The first, and in some ways simplest, of those larger lessons had to do with the multiple simultaneous centers of the factual content of the news itself. Each day, I voraciously read coverage of the unfolding political drama in a variety of newspapers—the local Frankfurter Allgmeine Zeitung and the Bavarian Süddeutsche Zeitung, the French Le Monde and Le Figaro, the London Guardian and Times, and the Swiss Die Welt, as well as the International Herald Tribune, Newsweek and Time. So radically different were those venues’ coverage of the same content that the news was at times barely recognizable. That variety of coverage, compared and contrasted with what I and my fellow German and international dorm-mates experienced in our day-to-day lives, taught me volumes about the force of personal experience as a powerful lens through which we all, in radically different ways, experience and understand the events that generate our ideas, fuel our debates, inspire our art.

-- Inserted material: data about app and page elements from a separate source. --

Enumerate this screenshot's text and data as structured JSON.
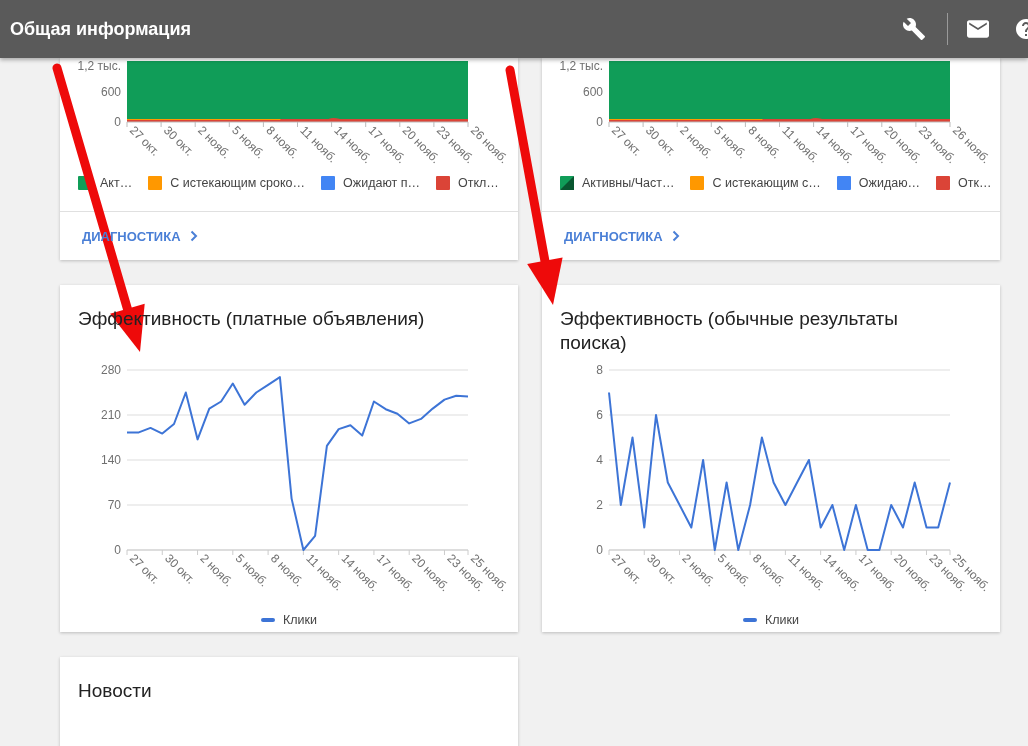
{
  "header": {
    "title": "Общая информация"
  },
  "cards": [
    {
      "kind": "status",
      "link": "ДИАГНОСТИКА",
      "chart": {
        "y_labels": [
          "1,2 тыс.",
          "600",
          "0"
        ],
        "x_labels": [
          "27 окт.",
          "30 окт.",
          "2 нояб.",
          "5 нояб.",
          "8 нояб.",
          "11 нояб.",
          "14 нояб.",
          "17 нояб.",
          "20 нояб.",
          "23 нояб.",
          "26 нояб."
        ],
        "legend": [
          {
            "label": "Акт…",
            "color": "#109d58",
            "kind": "solid"
          },
          {
            "label": "С истекающим сроко…",
            "color": "#ff9800",
            "kind": "solid"
          },
          {
            "label": "Ожидают п…",
            "color": "#4285f4",
            "kind": "solid"
          },
          {
            "label": "Откл…",
            "color": "#db4437",
            "kind": "solid"
          }
        ]
      }
    },
    {
      "kind": "status",
      "link": "ДИАГНОСТИКА",
      "chart": {
        "y_labels": [
          "1,2 тыс.",
          "600",
          "0"
        ],
        "x_labels": [
          "27 окт.",
          "30 окт.",
          "2 нояб.",
          "5 нояб.",
          "8 нояб.",
          "11 нояб.",
          "14 нояб.",
          "17 нояб.",
          "20 нояб.",
          "23 нояб.",
          "26 нояб."
        ],
        "legend": [
          {
            "label": "Активны/Част…",
            "color": "#109d58",
            "kind": "split"
          },
          {
            "label": "С истекающим с…",
            "color": "#ff9800",
            "kind": "solid"
          },
          {
            "label": "Ожидаю…",
            "color": "#4285f4",
            "kind": "solid"
          },
          {
            "label": "Отк…",
            "color": "#db4437",
            "kind": "solid"
          }
        ]
      }
    },
    {
      "kind": "performance",
      "chart_data": {
        "type": "line",
        "title": "Эффективность (платные объявления)",
        "categories": [
          "27 окт.",
          null,
          null,
          "30 окт.",
          null,
          null,
          "2 нояб.",
          null,
          null,
          "5 нояб.",
          null,
          null,
          "8 нояб.",
          null,
          null,
          "11 нояб.",
          null,
          null,
          "14 нояб.",
          null,
          null,
          "17 нояб.",
          null,
          null,
          "20 нояб.",
          null,
          null,
          "23 нояб.",
          null,
          "25 нояб."
        ],
        "ylim": [
          0,
          280
        ],
        "yticks": [
          0,
          70,
          140,
          210,
          280
        ],
        "grid": true,
        "series": [
          {
            "name": "Клики",
            "color": "#3d74d6",
            "values": [
              183,
              183,
              190,
              181,
              196,
              245,
              172,
              220,
              231,
              259,
              226,
              245,
              257,
              269,
              80,
              0,
              22,
              162,
              188,
              194,
              178,
              231,
              219,
              212,
              197,
              204,
              220,
              234,
              240,
              239
            ]
          }
        ]
      }
    },
    {
      "kind": "performance",
      "chart_data": {
        "type": "line",
        "title": "Эффективность (обычные результаты поиска)",
        "categories": [
          "27 окт.",
          null,
          null,
          "30 окт.",
          null,
          null,
          "2 нояб.",
          null,
          null,
          "5 нояб.",
          null,
          null,
          "8 нояб.",
          null,
          null,
          "11 нояб.",
          null,
          null,
          "14 нояб.",
          null,
          null,
          "17 нояб.",
          null,
          null,
          "20 нояб.",
          null,
          null,
          "23 нояб.",
          null,
          "25 нояб."
        ],
        "ylim": [
          0,
          8
        ],
        "yticks": [
          0,
          2,
          4,
          6,
          8
        ],
        "grid": true,
        "series": [
          {
            "name": "Клики",
            "color": "#3d74d6",
            "values": [
              7,
              2,
              5,
              1,
              6,
              3,
              2,
              1,
              4,
              0,
              3,
              0,
              2,
              5,
              3,
              2,
              3,
              4,
              1,
              2,
              0,
              2,
              0,
              0,
              2,
              1,
              3,
              1,
              1,
              3
            ]
          }
        ]
      }
    },
    {
      "kind": "news",
      "title": "Новости"
    }
  ]
}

More important, however, is the daunting opacity of the future of scholarly growth, even when viewed from near the center of the sort of seismic societal changes that characterized 1989–90. For even the most visionary of the many predictions found in the British, French, German and U.S. presses during that heady year did not foretell the extent of its impact on the world of learning. To cite but a few examples: few predicted in 1990 that within three years the venerable Deutsche Staatsbibliothek, where I had been harshly interrogated before finally being granted access to essential archival resources, would merge administratively with its splendid West Berlin counterpart (the Staatsbibliothek Preußischer Kulturbesitz) to form the Staatsbibliothek zu Berlin-Preußischer Kulturbesitz. Few, if any, predicted that many of the resources that served as competing collections for those two libraries would later be consolidated in one branch or the other (thus making on-site researchers’ work substantially easier). Fewer still could have known that the eastern branch of the Berlin Staatsbibliothek would eventually use the same reasonable security protocols employed by research libraries everywhere. And still within the realm of science fiction back then was this fact of life that today’s students might well take for granted: many of the very scores that I accessed only with great difficulty in 1989–90 are now digitized and available for viewing and downloading to anyone with an Internet connection.

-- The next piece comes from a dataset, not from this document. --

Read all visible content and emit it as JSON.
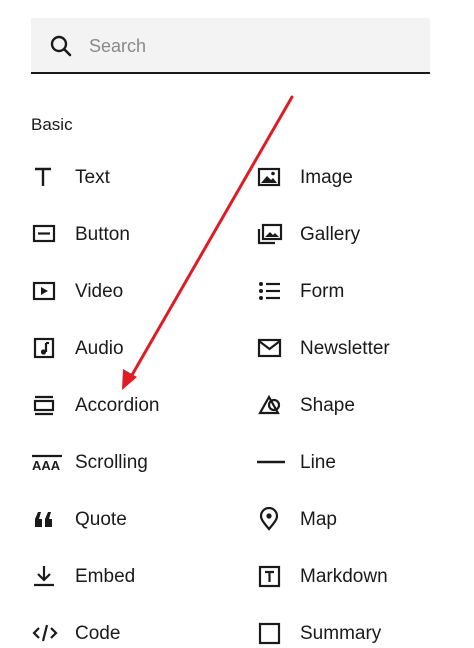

I was just an observer that year—one of thousands who neither led nor contributed to the epoch-making changes that shaped the post-Cold War era in Europe, but simply occupied ringside seats. But if 1989–90 taught me anything, it is the importance of observers as witnesses and recorders of history. I have a responsibility to remember, and to make the younger students who depend on me in part for the benefits of my experience aware of the struggles entailed in the historical context for my now astonishingly easy access to rare manuscripts in remote libraries. More than that, though, we all need to remember the radically unstable nature of the present itself, and of the future(s) that will be born of that present. What happened in the two Germanies and Europe generally that year profoundly changed the lives of millions of individuals and families, but the consequences of that year continue to shape the landscape of scholarship and higher learning generally.
Story by Michael Cooper, Professor of Music and holder of the Margarett Root Brown Chair at Southwestern